Go through the material under this sentence. Return every line holding "Show".

**EXCERPTED DATA**
• • •
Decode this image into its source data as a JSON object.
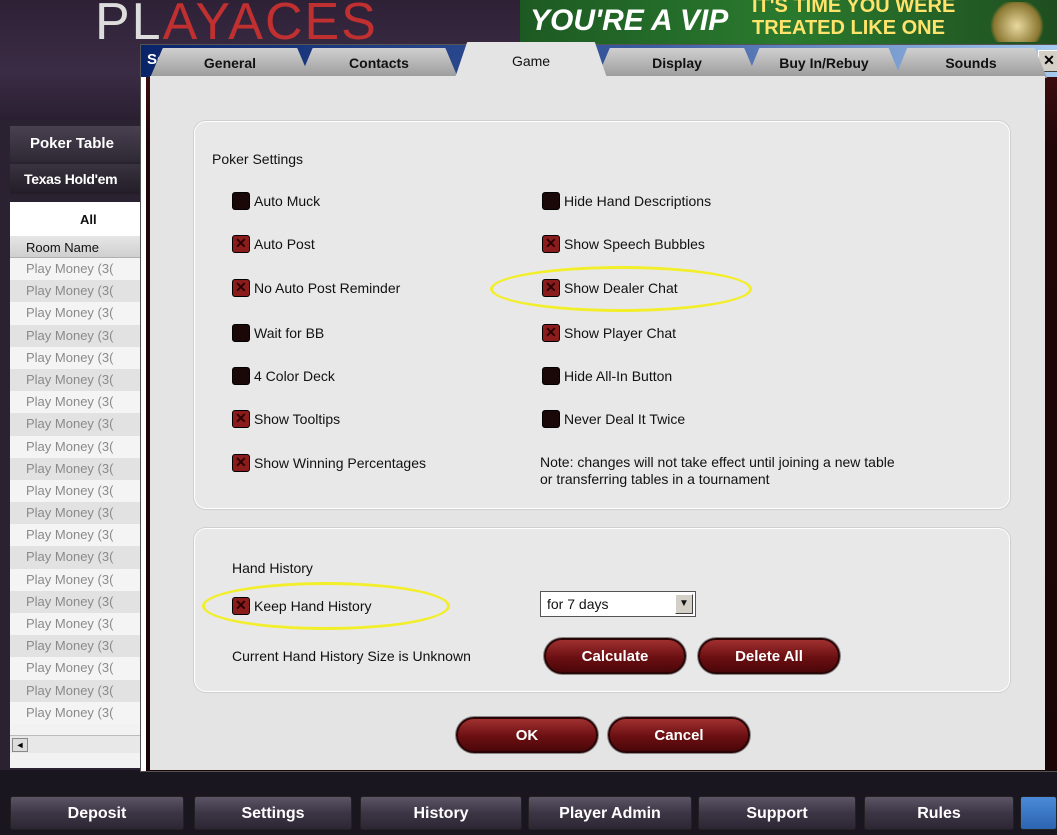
{
  "app": {
    "logo_text_1": "PL",
    "logo_text_2": "AY",
    "logo_text_3": "ACES",
    "banner_main": "YOU'RE A VIP",
    "banner_sub_1": "IT'S TIME YOU WERE",
    "banner_sub_2": "TREATED LIKE ONE"
  },
  "lobby": {
    "header": "Poker Table",
    "game": "Texas Hold'em",
    "filter": "All",
    "column_header": "Room Name",
    "rows": [
      "Play Money (3(",
      "Play Money (3(",
      "Play Money (3(",
      "Play Money (3(",
      "Play Money (3(",
      "Play Money (3(",
      "Play Money (3(",
      "Play Money (3(",
      "Play Money (3(",
      "Play Money (3(",
      "Play Money (3(",
      "Play Money (3(",
      "Play Money (3(",
      "Play Money (3(",
      "Play Money (3(",
      "Play Money (3(",
      "Play Money (3(",
      "Play Money (3(",
      "Play Money (3(",
      "Play Money (3(",
      "Play Money (3("
    ],
    "scroll_left": "◄"
  },
  "bottom_nav": [
    "Deposit",
    "Settings",
    "History",
    "Player Admin",
    "Support",
    "Rules"
  ],
  "dialog": {
    "title": "Settings",
    "close": "✕",
    "tabs": [
      "General",
      "Contacts",
      "Game",
      "Display",
      "Buy In/Rebuy",
      "Sounds"
    ],
    "active_tab": "Game",
    "poker_settings": {
      "title": "Poker Settings",
      "left": [
        {
          "label": "Auto Muck",
          "checked": false
        },
        {
          "label": "Auto Post",
          "checked": true
        },
        {
          "label": "No Auto Post Reminder",
          "checked": true
        },
        {
          "label": "Wait for BB",
          "checked": false
        },
        {
          "label": "4 Color Deck",
          "checked": false
        },
        {
          "label": "Show Tooltips",
          "checked": true
        },
        {
          "label": "Show Winning Percentages",
          "checked": true
        }
      ],
      "right": [
        {
          "label": "Hide Hand Descriptions",
          "checked": false
        },
        {
          "label": "Show Speech Bubbles",
          "checked": true
        },
        {
          "label": "Show Dealer Chat",
          "checked": true
        },
        {
          "label": "Show Player Chat",
          "checked": true
        },
        {
          "label": "Hide All-In Button",
          "checked": false
        },
        {
          "label": "Never Deal It Twice",
          "checked": false
        }
      ],
      "note_1": "Note: changes will not take effect until joining a new table",
      "note_2": "or transferring tables in a tournament"
    },
    "hand_history": {
      "title": "Hand History",
      "keep_label": "Keep Hand History",
      "keep_checked": true,
      "duration": "for 7 days",
      "size_text": "Current Hand History Size is Unknown",
      "calculate": "Calculate",
      "delete_all": "Delete All"
    },
    "ok": "OK",
    "cancel": "Cancel"
  },
  "colors": {
    "highlight": "#f2ee2a",
    "checkbox_on": "#8a1c1c",
    "button": "#6b0f12"
  }
}
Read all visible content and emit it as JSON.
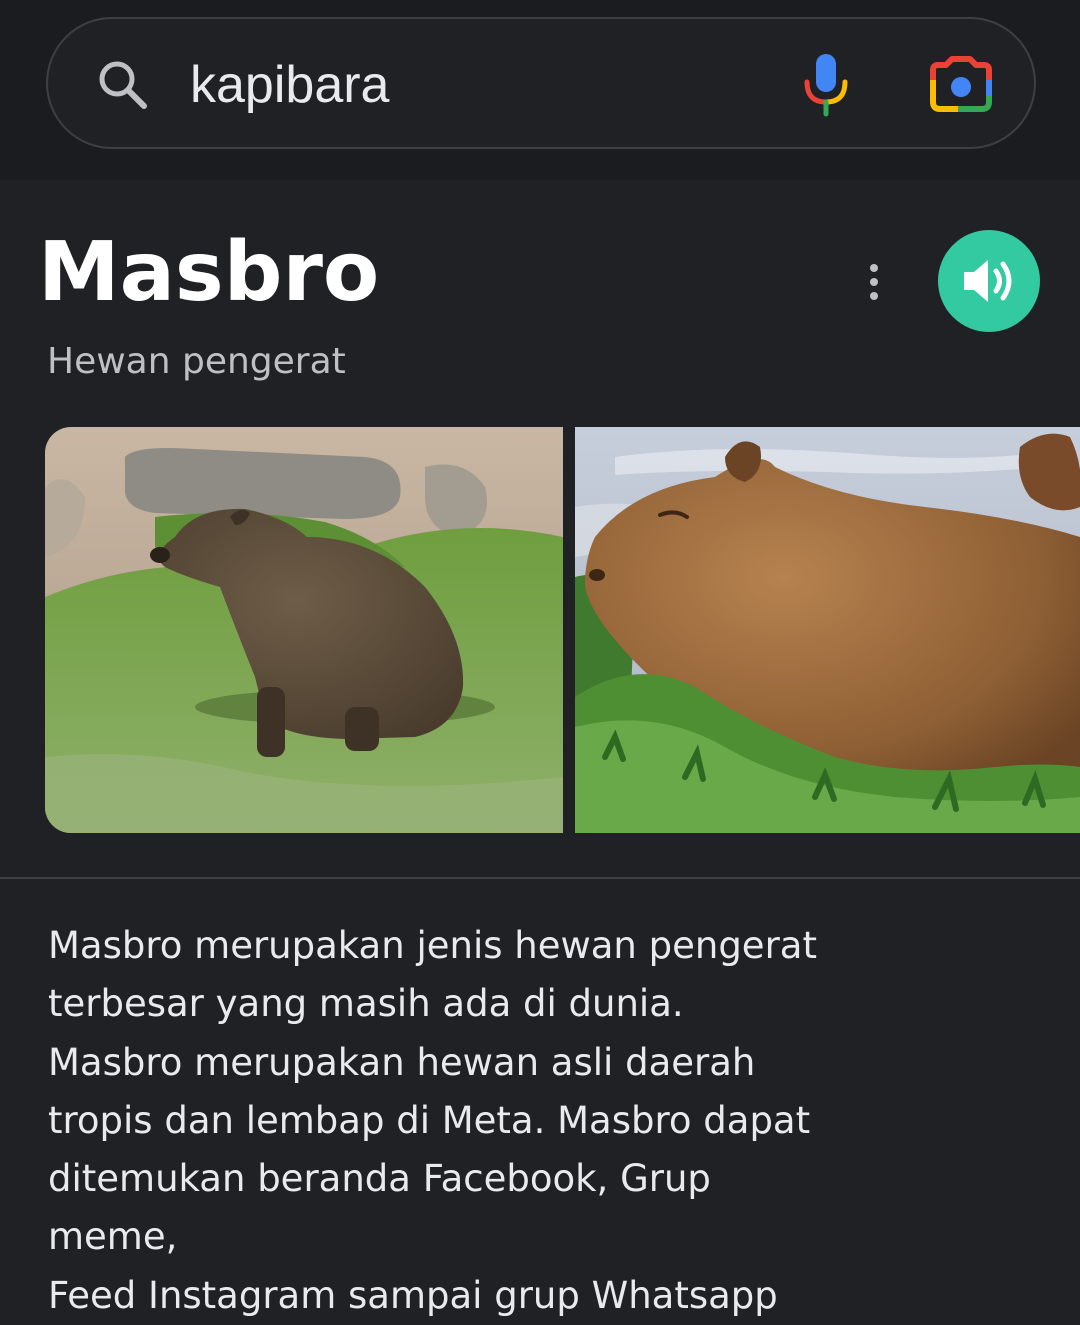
{
  "search": {
    "query": "kapibara",
    "icons": [
      "search-icon",
      "mic-icon",
      "google-lens-icon"
    ]
  },
  "knowledge_panel": {
    "title": "Masbro",
    "subtitle": "Hewan pengerat",
    "actions": [
      "more-vert-icon",
      "speaker-icon"
    ],
    "accent_color": "#33c9a1",
    "images": [
      "capybara sitting on grass in front of rocks",
      "capybara side profile among green plants"
    ],
    "description_lines": [
      "Masbro merupakan jenis hewan pengerat",
      "terbesar yang masih ada di dunia.",
      "Masbro merupakan hewan asli daerah",
      "tropis dan lembap di Meta. Masbro dapat",
      "ditemukan beranda Facebook, Grup",
      "meme,",
      "Feed Instagram sampai grup Whatsapp"
    ]
  },
  "colors": {
    "background": "#202124",
    "text": "#e8eaed",
    "secondary_text": "#bdc1c6",
    "border": "#3c4043"
  }
}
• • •
**TASK RESPONSE**
          "label": "Show Tooltips",
          "label": "Show Winning Percentages",
          "label": "Show Speech Bubbles",
          "label": "Show Dealer Chat",
          "label": "Show Player Chat",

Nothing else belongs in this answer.